The Hawaii Supreme Court addressed the issue in Asato v. Furtado, 474 P.2d 288, 52 Haw. 284 (Haw. 1970), in which the trial court had refused to admit as evidence in a personal injury suit arising from an automobile accident the defendant’s conviction for heedless and careless driving in a prior criminal jury trial for the same incident. The Supreme Court reversed, providing the following analysis (citations omitted) -
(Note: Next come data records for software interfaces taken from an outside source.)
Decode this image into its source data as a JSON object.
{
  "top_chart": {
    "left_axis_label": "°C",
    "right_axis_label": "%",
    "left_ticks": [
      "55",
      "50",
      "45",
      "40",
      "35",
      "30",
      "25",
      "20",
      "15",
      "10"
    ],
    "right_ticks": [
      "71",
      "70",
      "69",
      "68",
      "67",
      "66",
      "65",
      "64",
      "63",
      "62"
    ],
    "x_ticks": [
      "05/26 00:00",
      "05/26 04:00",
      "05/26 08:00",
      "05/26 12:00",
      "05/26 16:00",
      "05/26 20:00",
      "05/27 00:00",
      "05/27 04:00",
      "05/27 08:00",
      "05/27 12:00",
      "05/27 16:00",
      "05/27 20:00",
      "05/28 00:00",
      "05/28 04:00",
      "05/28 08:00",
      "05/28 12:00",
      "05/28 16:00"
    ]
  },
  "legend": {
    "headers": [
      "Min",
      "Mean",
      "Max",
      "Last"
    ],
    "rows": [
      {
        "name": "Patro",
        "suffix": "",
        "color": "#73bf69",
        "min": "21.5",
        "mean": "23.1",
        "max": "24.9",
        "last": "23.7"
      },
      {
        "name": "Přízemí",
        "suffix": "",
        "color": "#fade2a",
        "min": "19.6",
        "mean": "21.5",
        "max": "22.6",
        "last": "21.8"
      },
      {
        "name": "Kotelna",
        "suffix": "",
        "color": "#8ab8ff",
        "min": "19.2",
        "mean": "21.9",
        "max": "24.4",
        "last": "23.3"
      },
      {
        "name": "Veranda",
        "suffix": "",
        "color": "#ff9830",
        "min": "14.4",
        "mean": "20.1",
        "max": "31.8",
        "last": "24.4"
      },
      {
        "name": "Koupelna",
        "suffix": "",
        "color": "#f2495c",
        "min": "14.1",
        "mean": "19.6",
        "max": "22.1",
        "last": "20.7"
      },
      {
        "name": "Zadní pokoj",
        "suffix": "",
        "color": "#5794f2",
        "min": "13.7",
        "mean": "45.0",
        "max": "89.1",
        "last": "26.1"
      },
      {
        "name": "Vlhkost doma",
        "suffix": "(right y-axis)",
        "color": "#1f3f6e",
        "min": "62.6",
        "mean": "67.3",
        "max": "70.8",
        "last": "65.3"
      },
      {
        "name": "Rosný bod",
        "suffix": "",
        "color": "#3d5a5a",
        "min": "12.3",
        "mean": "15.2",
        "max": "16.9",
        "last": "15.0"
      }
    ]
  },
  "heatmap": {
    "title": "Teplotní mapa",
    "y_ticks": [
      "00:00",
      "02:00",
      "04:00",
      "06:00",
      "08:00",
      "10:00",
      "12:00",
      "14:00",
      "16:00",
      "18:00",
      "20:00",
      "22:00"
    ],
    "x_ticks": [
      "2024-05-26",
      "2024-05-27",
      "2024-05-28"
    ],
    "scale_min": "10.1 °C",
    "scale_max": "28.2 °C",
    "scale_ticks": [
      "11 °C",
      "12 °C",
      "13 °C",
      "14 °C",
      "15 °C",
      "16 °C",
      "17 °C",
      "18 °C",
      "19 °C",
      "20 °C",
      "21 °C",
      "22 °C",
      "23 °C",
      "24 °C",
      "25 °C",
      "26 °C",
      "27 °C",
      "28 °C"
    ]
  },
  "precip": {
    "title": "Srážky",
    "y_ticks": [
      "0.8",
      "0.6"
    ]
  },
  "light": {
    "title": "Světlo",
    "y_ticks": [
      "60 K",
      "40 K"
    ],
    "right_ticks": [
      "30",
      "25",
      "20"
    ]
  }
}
Where an identical issue of fact was necessarily decided, in a judgment on the merits, in a former trial where the party against whom it is now offered was a party, and where he had a full and fair opportunity to litigate the issue, we think the prior judgment is entitled to some evidentiary weight. This is especially true where the prior judgment was a criminal one, because of the extensive safeguards afforded defendants in criminal trials. In addition to the right to counsel, and in many cases the right to a jury trial, the defendant has the additional advantage provided by the reasonable doubt standard.
[A]lthough not conclusive, the prior judgment should be admissible as evidence where the following factors are present: (1) It must be shown that the issue on which the judgment is offered was necessarily decided in the prior trial. (2) A judgment on the merits must have been rendered. (3) It must appear that the party against whom the judgment is offered had a full and fair opportunity at the prior hearing to litigate the claim, and especially to contest the specific issue on which the judgment is offered. In other words, it must appear that the party against whom the judgment is offered had a full and complete “day in court” on that issue, with the opportunity to call and cross-examine witnesses and to be represented by counsel. Where these requirements are met, there is good authority for the proposition that the prior judgment is entitled to evidentiary weight.
Under [this] rule…it will be possible to admit the convictions that seem reliable and trustworthy indicators, be they for major or minor offenses, based upon whether the proceedings leading to each conviction seem to have afforded the defendant a full and complete opportunity to have his day in court, while avoiding use of convictions that seem unreliable because they are based upon proceedings that were largely perfunctory.
Even where a conviction is admissible, it is not conclusive evidence, and the party against whom it is admitted may rebut it by other evidence.
The Supreme Court clarified that, while the conviction was admissible as evidence, it was not admissible for impeachment because “a conviction for heedless and careless driving bears no rational relation to a witness’ credibility.”
Finally, the appellate court reversed the trial court’s refusal to admit the prior transcript for impeachment where the defendant’s testimony had been at variance with his prior testimony in the criminal trial.